In my travels across this land, one of the many privileges I enjoy is the ability to dip into local stories and legends – none more so than that of Hadstock in Essex.
For those unaware of North West Essex, it is surely one of the most beautiful areas in the kingdom, where small woodlands give way to delicate views over ancient field systems. Country lanes and roads wind themselves through the landscape like eels in a river and, here and there an ancient village reveals itself. One such place is Hadstock.
Today, to my sorrow, little remains of the village I once travelled through in 1411, but the imprint of it on the landscape is still much as I recall, with the church rising above the homesteads and Essex folk quietly going about their business. Yet the village also plays host to a somewhat macabre local story…

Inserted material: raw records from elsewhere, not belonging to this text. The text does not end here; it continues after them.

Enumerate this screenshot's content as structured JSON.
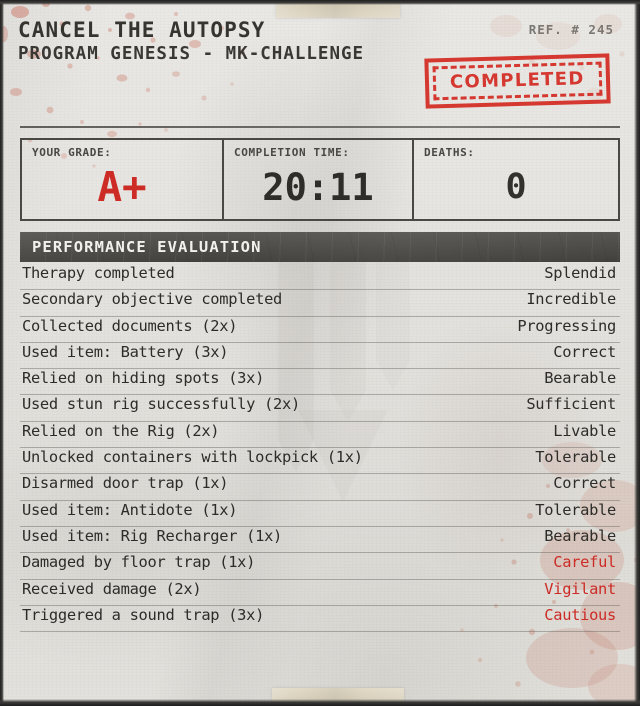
{
  "header": {
    "title": "CANCEL THE AUTOPSY",
    "subtitle": "PROGRAM GENESIS - MK-CHALLENGE",
    "reference": "REF. # 245",
    "stamp": "COMPLETED"
  },
  "stats": {
    "grade_label": "YOUR GRADE:",
    "grade_value": "A+",
    "time_label": "COMPLETION TIME:",
    "time_value": "20:11",
    "deaths_label": "DEATHS:",
    "deaths_value": "0"
  },
  "section": {
    "title": "PERFORMANCE EVALUATION"
  },
  "evaluation": {
    "rows": [
      {
        "label": "Therapy completed",
        "value": "Splendid",
        "negative": false
      },
      {
        "label": "Secondary objective completed",
        "value": "Incredible",
        "negative": false
      },
      {
        "label": "Collected documents (2x)",
        "value": "Progressing",
        "negative": false
      },
      {
        "label": "Used item: Battery (3x)",
        "value": "Correct",
        "negative": false
      },
      {
        "label": "Relied on hiding spots (3x)",
        "value": "Bearable",
        "negative": false
      },
      {
        "label": "Used stun rig successfully (2x)",
        "value": "Sufficient",
        "negative": false
      },
      {
        "label": "Relied on the Rig (2x)",
        "value": "Livable",
        "negative": false
      },
      {
        "label": "Unlocked containers with lockpick (1x)",
        "value": "Tolerable",
        "negative": false
      },
      {
        "label": "Disarmed door trap (1x)",
        "value": "Correct",
        "negative": false
      },
      {
        "label": "Used item: Antidote (1x)",
        "value": "Tolerable",
        "negative": false
      },
      {
        "label": "Used item: Rig Recharger (1x)",
        "value": "Bearable",
        "negative": false
      },
      {
        "label": "Damaged by floor trap (1x)",
        "value": "Careful",
        "negative": true
      },
      {
        "label": "Received damage (2x)",
        "value": "Vigilant",
        "negative": true
      },
      {
        "label": "Triggered a sound trap (3x)",
        "value": "Cautious",
        "negative": true
      }
    ]
  },
  "colors": {
    "accent_red": "#cc2b26",
    "stamp_red": "#cf2a22",
    "paper": "#e4e2de",
    "ink": "#2e2c29",
    "bar_dark": "#4b4945"
  }
}
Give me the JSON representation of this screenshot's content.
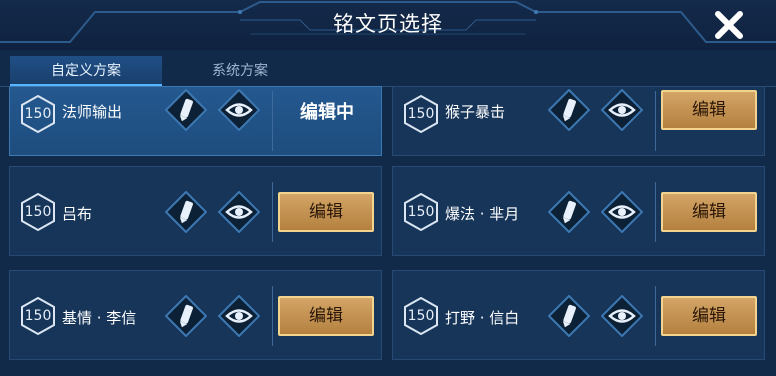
{
  "header": {
    "title": "铭文页选择",
    "close_icon": "close-icon"
  },
  "tabs": [
    {
      "label": "自定义方案",
      "active": true
    },
    {
      "label": "系统方案",
      "active": false
    }
  ],
  "colors": {
    "accent_blue": "#57b6ff",
    "edit_button_gold": "#c9954f",
    "panel_blue": "#163559"
  },
  "pages": [
    {
      "level": "150",
      "name": "法师输出",
      "status": "编辑中",
      "active": true
    },
    {
      "level": "150",
      "name": "猴子暴击",
      "edit_label": "编辑",
      "active": false
    },
    {
      "level": "150",
      "name": "吕布",
      "edit_label": "编辑",
      "active": false
    },
    {
      "level": "150",
      "name": "爆法 · 芈月",
      "edit_label": "编辑",
      "active": false
    },
    {
      "level": "150",
      "name": "基情 · 李信",
      "edit_label": "编辑",
      "active": false
    },
    {
      "level": "150",
      "name": "打野 · 信白",
      "edit_label": "编辑",
      "active": false
    }
  ],
  "card_icons": [
    "level-badge-icon",
    "pencil-icon",
    "eye-icon"
  ]
}
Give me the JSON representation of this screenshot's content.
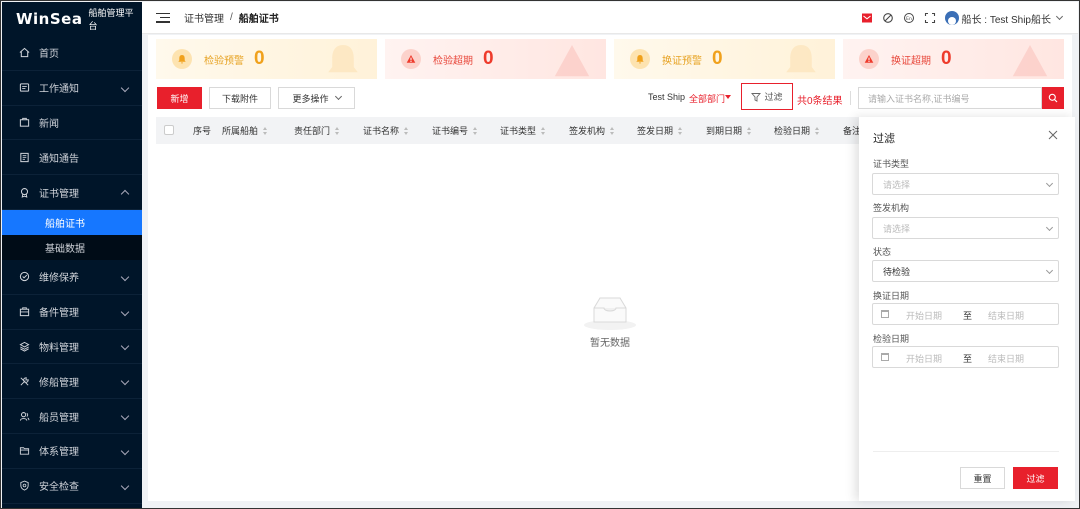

It was here, at this church, that a strange legend has grown up of a Viking who was flayed alive and his skin nailed to the door as a warning against future invasions. Indeed, this very flesh ended up in the museum at Saffron Walden, a nearby market town, where for many years it has resided in the museum there. Local legend lives on through the centuries, its tale to tell, so what is the truth of the matter?
I can now reveal, as news readers are so fond of saying, that on Saint Brice’s Day 1002 – over a thousand years ago in your time, dear reader, if not in mine – King Ethelred , fearful of an attempt to assassinate him, ordered the mass killing of Danes. I can also reveal that the door did indeed have a leather covering. Thirdly, it is also true that this door – if not the church – is the oldest in the county. The evidence certainly appears convincing. However, illogical syllogisms – and the finest local legends – oft comprise unrelated facts and so, in this case, it proves to be.
I do indeed remember this church door well from my first visit and while leather was certainly present, this was not an unusual occurrence; such material occurs on other church doors as far afield as Rochester, Copford and even Westminster Abbey. At no time in my memory did the covering look anything like the flesh of a human.
How could I, a mere knight, know such a thing? Reader, it pains me to say that in my travels through the centuries, I have seen many brutal acts – not least the disgraceful flaying alive of Bertrand de Gurdon (although someone there called him Pierre Basile) at Chalus-Chabrol following the death of Richard Coeur de Lion – and I know a flayed skin when I see one. I can, therefore, confirm that the skin on the door at Hadstock was not, and never has been, human – most likely it was that of an ox or a cow.
Of course, it is always makes good reading when a story contains gruesome details but, as a Knight of the Round Table I am duty bound to put honour and virtue above all things and I have looked into the matter further. I can tell you that not so long ago, Alan Cooper, a DNA expert from Oxford University, also looked into the matter further. His analysis showed that the skin was indeed that of a cow.
Sic transit gloria mundi we must say; how sad it is that the magic of such a tale can be destroyed by the cold calculation of pure science. But if only they had asked me, I could have told them anyway!